The biggest problem with adopting the age-old method of managing time by creating your to-do list to work on is that you have no training on what to put on your list.
You end up drawing up a list that's too long. Or allowing other people to dump their tasks on your list. Or cluttering it up with trivia yourself.
Like a dog chasing it's own tail, you then end up seeking ways and means to be more efficient at getting those tasks done - without addressing what's at the root of the problem...
Time Management Tao BEGINS with that core issue. It helps you find your center. Identify what matters most to you. Prioritize it higher than anything else.
Only later do we embark on the next steps, and learn how to
Turn Goal Setting On Its Head
"Nature does not hurry, yet everything is accomplished." - Lao Tzu
Knowing how to set goals is at the heart of effective time management. But goal setting doesn't have to be formulaic. It is true that most goals fit into 4 broad classes:
But within these broad categories, there are thousands of nuances which make your goals distinct from mine, and anyone else's. The Tao approach to managing time begins by turning goal setting over on its head, and putting YOUR priorities at the top of your list of things to get done.
The Ming Vase Time Management guide about Goal Setting will go deeper into the specific steps you can follow to find out what things are more fun to you, how your energy levels peak and fall, and what your true purpose is - so that you can formulate a set of goals to align with them, making time management effortless and fun.
The way of the Tao is frictionless and stress-free. It leads to a path of harmony and balance. Everything happens in its own time and pace.
... if only you cut out the clutter and zero in on what is meaningful.
That's what Time Management Tao will teach you about goal setting.

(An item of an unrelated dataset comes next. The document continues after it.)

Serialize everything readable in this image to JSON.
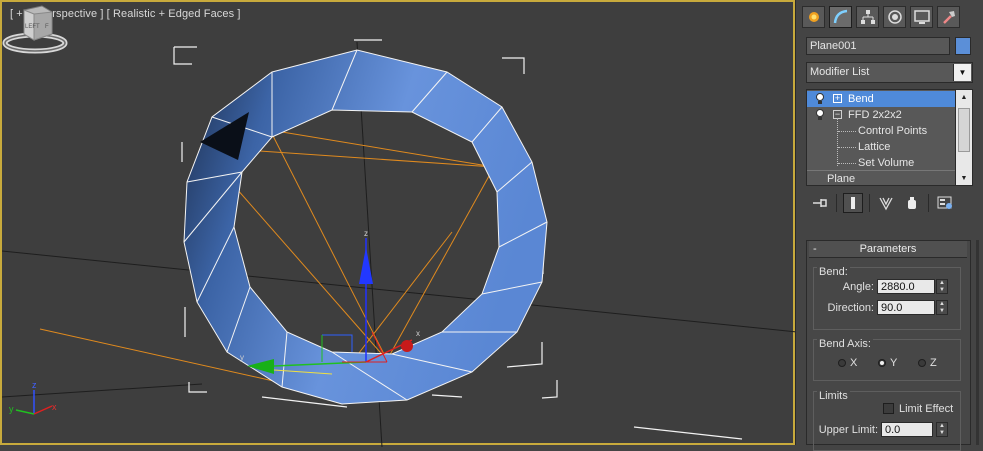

Next, before going on to the final tenet of the Tao style of managing time - getting things done - let's explore the important issues of delegation, maintaining a day planner, and talk about how to prioritize.